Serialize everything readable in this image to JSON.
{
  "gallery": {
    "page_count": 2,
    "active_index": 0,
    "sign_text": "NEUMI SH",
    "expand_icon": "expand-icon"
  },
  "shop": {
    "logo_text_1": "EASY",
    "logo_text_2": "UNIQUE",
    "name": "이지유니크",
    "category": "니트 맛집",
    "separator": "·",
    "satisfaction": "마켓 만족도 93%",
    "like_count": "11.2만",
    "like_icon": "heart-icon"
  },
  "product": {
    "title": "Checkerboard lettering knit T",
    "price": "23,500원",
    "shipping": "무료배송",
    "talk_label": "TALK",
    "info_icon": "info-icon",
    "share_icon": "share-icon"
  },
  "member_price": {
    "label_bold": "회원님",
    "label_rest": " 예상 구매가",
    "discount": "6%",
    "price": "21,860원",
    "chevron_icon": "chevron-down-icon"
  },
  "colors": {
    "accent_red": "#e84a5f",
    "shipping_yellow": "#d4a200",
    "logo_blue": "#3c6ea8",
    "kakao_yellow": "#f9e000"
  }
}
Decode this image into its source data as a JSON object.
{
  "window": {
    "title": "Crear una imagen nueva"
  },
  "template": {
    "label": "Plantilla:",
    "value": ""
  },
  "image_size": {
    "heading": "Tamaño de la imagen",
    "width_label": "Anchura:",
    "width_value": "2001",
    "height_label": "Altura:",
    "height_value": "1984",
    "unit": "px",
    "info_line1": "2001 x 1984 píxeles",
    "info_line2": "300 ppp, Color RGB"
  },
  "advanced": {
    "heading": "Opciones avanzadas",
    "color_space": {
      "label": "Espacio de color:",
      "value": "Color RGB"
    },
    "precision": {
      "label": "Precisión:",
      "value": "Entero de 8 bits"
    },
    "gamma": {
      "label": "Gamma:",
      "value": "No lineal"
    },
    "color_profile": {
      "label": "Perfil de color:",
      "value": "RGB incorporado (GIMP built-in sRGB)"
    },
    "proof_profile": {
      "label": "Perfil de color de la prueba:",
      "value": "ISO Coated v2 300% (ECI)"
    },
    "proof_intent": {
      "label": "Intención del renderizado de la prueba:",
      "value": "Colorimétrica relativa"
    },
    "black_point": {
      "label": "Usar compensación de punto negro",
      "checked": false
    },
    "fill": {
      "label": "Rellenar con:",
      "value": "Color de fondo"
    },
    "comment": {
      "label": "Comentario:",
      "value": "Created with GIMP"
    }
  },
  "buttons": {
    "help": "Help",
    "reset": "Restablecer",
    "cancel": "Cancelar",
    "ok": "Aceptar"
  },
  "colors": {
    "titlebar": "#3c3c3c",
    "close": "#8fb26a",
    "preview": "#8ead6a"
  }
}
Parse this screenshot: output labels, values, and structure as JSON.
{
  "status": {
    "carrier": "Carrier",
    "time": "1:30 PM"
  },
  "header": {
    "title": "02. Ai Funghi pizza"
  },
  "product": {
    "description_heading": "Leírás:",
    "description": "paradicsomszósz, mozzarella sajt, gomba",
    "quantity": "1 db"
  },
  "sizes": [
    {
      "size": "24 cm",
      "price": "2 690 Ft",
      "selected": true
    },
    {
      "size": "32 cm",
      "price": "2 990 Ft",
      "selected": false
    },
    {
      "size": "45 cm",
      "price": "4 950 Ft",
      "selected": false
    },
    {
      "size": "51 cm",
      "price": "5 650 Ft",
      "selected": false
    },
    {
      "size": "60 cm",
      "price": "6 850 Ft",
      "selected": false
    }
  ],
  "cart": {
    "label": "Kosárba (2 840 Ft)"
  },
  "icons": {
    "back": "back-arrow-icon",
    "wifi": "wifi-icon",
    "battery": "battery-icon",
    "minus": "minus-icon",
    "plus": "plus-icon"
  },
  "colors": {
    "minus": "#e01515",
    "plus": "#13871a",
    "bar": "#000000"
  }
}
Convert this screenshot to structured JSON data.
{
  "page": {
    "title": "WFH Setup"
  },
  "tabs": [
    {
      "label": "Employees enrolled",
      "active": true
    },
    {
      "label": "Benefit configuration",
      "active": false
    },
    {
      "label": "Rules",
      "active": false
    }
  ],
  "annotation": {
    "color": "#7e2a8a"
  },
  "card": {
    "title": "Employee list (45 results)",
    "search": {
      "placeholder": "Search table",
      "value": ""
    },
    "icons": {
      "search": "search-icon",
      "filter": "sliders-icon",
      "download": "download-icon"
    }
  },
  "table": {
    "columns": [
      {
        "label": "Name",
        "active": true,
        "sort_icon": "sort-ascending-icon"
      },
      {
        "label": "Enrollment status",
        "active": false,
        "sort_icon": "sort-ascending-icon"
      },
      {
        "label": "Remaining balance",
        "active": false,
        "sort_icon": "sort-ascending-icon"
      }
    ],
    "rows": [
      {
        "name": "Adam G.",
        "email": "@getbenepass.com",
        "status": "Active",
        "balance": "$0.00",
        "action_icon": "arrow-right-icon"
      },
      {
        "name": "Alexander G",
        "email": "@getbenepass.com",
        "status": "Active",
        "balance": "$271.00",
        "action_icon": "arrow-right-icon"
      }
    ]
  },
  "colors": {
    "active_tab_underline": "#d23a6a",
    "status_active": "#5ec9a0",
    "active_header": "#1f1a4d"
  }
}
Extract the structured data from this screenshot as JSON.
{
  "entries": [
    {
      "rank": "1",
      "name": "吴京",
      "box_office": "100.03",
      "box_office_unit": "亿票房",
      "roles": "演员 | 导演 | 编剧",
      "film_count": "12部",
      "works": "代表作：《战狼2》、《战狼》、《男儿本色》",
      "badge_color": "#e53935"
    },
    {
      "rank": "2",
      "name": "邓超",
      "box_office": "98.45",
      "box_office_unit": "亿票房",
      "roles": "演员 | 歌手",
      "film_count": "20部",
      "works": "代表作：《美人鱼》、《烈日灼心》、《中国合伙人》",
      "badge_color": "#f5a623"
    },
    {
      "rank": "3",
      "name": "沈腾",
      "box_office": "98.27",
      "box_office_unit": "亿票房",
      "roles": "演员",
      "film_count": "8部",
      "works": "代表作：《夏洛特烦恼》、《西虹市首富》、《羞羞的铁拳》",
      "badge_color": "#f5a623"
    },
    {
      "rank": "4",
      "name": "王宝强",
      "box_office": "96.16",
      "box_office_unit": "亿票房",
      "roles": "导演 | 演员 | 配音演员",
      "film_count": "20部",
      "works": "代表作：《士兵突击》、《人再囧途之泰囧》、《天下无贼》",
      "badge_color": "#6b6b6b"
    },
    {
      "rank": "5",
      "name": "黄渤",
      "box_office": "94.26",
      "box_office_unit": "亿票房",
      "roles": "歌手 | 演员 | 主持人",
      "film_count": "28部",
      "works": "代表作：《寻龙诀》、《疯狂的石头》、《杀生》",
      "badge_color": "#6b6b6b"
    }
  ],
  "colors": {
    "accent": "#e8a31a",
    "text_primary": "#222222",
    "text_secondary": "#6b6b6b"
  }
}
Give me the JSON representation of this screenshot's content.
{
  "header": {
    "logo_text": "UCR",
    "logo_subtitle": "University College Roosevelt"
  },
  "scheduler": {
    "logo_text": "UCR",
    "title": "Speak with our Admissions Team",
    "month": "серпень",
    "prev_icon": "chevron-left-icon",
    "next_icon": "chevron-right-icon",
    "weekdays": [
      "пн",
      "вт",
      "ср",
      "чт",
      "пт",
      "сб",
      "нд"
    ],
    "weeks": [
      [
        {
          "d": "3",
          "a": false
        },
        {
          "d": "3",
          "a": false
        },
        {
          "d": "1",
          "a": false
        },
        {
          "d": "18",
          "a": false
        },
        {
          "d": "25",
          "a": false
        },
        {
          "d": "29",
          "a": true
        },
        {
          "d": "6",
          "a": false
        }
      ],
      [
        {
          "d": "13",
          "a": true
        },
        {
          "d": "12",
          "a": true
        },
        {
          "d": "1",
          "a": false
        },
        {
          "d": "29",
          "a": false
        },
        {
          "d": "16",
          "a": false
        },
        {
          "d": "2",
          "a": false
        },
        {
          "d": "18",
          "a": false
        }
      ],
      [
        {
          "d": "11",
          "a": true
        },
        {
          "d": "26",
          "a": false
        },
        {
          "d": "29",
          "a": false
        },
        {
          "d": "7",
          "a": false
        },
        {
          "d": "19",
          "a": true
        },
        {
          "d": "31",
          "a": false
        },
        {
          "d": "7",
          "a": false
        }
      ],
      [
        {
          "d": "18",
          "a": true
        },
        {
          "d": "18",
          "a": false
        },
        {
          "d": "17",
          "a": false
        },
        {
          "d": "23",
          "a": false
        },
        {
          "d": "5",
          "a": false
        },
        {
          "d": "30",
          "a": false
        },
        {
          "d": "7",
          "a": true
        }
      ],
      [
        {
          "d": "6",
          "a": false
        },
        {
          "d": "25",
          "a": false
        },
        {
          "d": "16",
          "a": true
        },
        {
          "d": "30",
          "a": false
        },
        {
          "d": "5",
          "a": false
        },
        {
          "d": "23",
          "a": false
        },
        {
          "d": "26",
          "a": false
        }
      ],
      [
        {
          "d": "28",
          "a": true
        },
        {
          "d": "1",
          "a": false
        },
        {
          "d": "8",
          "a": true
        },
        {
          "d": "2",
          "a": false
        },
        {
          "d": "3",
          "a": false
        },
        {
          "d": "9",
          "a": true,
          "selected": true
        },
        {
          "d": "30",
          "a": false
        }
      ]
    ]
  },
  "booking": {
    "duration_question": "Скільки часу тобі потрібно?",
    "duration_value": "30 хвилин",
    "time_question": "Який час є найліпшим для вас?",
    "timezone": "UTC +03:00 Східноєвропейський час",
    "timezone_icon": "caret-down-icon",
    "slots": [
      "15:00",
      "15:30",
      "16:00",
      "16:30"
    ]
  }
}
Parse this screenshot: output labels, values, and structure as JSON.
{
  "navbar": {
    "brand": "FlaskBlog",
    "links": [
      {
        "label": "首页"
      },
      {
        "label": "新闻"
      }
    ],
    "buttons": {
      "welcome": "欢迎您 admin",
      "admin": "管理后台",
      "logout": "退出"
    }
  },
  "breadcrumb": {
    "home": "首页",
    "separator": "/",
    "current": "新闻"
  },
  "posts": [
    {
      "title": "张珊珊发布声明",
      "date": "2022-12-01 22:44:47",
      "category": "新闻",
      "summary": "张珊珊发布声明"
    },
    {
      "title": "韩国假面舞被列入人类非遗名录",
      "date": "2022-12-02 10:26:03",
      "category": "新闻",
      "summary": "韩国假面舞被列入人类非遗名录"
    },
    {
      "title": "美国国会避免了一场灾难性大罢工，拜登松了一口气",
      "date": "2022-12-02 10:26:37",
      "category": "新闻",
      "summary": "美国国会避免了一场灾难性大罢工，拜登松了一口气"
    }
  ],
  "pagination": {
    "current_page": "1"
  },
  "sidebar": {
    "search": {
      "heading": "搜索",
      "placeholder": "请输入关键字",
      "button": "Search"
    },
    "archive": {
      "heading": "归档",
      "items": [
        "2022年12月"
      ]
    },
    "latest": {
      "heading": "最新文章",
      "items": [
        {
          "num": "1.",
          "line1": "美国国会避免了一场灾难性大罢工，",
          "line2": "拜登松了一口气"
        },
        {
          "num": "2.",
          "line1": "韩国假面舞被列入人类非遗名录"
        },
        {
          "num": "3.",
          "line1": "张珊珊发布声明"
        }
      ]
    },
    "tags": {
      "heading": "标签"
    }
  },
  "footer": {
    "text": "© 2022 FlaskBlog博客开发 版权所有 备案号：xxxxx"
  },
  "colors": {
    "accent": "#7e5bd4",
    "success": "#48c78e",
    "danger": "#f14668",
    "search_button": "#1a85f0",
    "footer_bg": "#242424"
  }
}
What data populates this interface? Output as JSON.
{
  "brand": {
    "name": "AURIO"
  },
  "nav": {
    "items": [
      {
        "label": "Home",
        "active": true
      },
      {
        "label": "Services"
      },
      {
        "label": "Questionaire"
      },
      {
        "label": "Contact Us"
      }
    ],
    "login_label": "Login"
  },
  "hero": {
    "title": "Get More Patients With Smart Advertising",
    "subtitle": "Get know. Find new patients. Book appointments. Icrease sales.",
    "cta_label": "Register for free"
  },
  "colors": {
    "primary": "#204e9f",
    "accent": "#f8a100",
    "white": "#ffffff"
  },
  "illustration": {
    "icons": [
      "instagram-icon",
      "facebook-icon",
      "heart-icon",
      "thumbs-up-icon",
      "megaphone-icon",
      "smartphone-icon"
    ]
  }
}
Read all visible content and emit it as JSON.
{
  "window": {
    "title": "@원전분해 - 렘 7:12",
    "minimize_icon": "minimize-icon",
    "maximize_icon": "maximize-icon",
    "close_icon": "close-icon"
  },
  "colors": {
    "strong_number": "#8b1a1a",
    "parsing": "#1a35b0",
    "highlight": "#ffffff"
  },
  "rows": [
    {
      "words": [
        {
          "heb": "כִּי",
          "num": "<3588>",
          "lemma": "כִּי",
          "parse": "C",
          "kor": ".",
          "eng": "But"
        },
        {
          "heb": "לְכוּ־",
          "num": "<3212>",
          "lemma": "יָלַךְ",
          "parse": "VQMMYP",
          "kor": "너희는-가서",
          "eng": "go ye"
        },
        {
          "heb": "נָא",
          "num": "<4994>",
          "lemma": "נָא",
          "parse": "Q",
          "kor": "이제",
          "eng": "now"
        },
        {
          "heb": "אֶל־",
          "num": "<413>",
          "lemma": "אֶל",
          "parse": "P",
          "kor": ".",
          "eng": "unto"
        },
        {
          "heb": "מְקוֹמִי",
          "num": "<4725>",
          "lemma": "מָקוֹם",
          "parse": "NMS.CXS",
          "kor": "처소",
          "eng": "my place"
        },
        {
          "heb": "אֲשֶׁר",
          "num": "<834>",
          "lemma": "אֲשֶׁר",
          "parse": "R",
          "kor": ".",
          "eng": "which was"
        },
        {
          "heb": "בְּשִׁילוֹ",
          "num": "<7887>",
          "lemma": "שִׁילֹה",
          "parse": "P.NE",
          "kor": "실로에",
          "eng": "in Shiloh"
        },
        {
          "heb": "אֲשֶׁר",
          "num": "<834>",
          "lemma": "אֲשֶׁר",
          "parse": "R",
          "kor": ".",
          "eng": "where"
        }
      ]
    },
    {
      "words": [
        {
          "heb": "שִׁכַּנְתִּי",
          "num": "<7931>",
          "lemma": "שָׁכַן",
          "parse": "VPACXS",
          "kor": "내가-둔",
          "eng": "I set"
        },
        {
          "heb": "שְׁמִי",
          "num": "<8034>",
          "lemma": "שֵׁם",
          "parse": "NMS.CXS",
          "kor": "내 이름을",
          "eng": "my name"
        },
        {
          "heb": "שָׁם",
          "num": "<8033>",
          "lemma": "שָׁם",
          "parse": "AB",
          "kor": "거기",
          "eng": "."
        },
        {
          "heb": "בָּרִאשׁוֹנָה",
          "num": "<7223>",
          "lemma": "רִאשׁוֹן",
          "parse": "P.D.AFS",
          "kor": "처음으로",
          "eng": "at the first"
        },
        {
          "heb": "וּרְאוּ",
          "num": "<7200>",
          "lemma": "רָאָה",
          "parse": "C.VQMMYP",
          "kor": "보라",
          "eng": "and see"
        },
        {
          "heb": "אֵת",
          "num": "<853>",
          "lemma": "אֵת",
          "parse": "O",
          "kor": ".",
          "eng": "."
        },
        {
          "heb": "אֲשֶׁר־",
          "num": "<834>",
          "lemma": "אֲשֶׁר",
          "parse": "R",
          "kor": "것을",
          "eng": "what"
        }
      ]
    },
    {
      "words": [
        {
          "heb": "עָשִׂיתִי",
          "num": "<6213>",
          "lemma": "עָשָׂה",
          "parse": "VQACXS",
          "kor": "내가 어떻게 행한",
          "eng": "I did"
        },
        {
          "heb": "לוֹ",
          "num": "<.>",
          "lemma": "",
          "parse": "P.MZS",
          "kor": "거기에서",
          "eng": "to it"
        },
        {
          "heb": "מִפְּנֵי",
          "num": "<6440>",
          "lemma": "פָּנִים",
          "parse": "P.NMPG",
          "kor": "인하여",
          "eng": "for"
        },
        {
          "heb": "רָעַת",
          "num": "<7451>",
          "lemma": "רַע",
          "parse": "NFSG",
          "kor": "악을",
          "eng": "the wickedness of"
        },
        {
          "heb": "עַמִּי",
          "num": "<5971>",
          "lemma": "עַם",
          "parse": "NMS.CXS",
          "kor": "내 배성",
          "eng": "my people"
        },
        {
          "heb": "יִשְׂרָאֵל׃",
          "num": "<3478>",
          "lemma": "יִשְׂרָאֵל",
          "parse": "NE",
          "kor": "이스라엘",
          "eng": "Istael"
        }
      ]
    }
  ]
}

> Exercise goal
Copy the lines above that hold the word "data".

> Answer to this task
Decode this image into its source data as a JSON object.
Convert this screenshot to structured JSON data.
Extract the structured data from this screenshot as JSON.
What data populates this interface? Output as JSON.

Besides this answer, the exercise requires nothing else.